I killed my first deer on an October morning, two days after my 14th birthday. I was hunting on my grandmother’s ranch in south-central Colorado, and I can still see that deer, ghost-gray in the dawn, its form more like smoke than animal.
I remember how my chest was tight and
my arms and legs shook. I remember the shot and I can still see the
young buck fall. And I still feel the mixture of sadness and
elation — a strange cocktail that I have sipped many times
since. I do not remember much about the rifle that I
The next year, I took a similar deer on that ranch,
and as I bent to the warmth of that young buck to field dress him,
the sun hit the high crown of Pikes Peak, far to the east. But I do
not remember what rifle I carried, nor do I remember which knife I

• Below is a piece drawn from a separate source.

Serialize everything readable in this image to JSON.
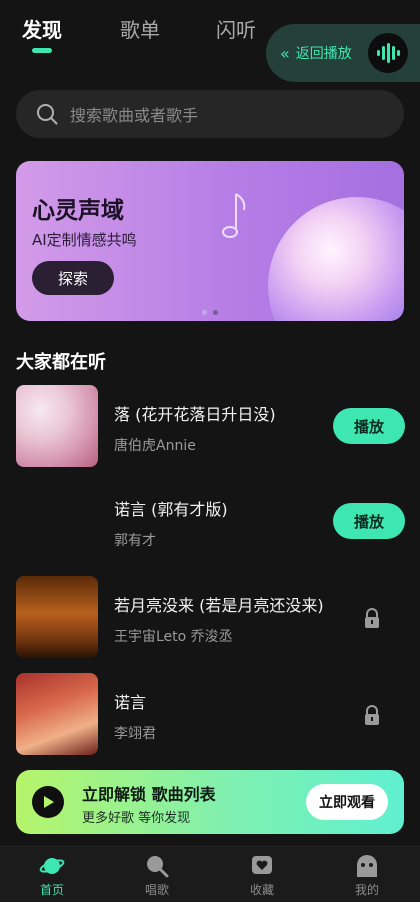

used. They were tools.
At my feet was a life I had taken,
and the essence of the hunt. I do not know how many elk or deer I
have shot since then, though perhaps I could tick back through the
years and come up with some kind of accounting. I have killed moose
and bighorn sheep. I have chased pheasants and chukar partridge
behind my gun dogs, and scrambled over desert crags after quail. I
have traveled many Western states and slept beneath plenty of
stars. It’s been a good way of going. There are memories
etched deeply into my soul, but the gun, the tool, has only a small
niche in the bookshelf that holds the stories of those
It is clear to me that there is a widening gulf in
the sporting community. When we elect a president this fall, there
will be those who vote wildlife and those who vote gun. With 47
million sporting votes at stake, and two candidates vying for 5
percent of the voters in crucial states where a lot of hunters
live, the ramifications are huge.
As an outdoorsman living
in the West, it’s hard for me to ignore the damage that has
been done to our wildlife heritage in the last four years. Places
where I used to hunt pronghorn and sage grouse on the Upper Green
River outside Pinedale, Wyo., are now oil and gas fields.
A ranch where I once killed a dandy mule deer buck in
Wyoming’s Powder River Basin was roaded and tapped for
coalbed methane two years ago. It will not recover in my
For wildlife, and for Western public-land
hunters, things are bad all over — thanks, in large part, to
a president who took office with the votes of gun owners and
hunters. This year, I haven’t seen any "Sportsmen for Bush"
bumper stickers. I have seen a few "Sportsmen Against Bush" bumper
Still, Bush’s support among some sportsmen
is very strong. These are the gun owners who, swayed by the
propaganda of the National Rifle Association, are convinced that
any Democrat in the White House will take away all our firearms.
The NRA’s extremely successful media campaign of the past two
decades has whipped that wing of the sportsmen’s vote into a
frenzy. They will vote for a Democrat when hell freezes
Then there are the hunters who realize that
it’s about the hunt, never about the tool. They have walked
the land and have mourned for the places they used to stalk mule
deer or antelope. They read the papers and know that George W. Bush
has taken away protections for 20 million acres of wetlands, given
back 3 million and called this a net gain. They know that our
president has signed away water rights on blue ribbon trout
streams, and that his administration is trying to open roadless
areas — regions crucial to wildlife — to
They are concluding that this president has
done more damage to our wildlife heritage than any other president,
Republican or Democrat, in the history of modern wildlife
When Bill Clinton was elected to the White
House, the pro-gun folks said the government was coming to our
doors to take away our rifles, shotguns and pistols. No agent
showed up at my place.
But I have seen the place where I
used to hunt for pronghorn. There’s a pump jack there now.
And there’s a sign that warns me of possible poison gas. And
there’s not a pronghorn in sight.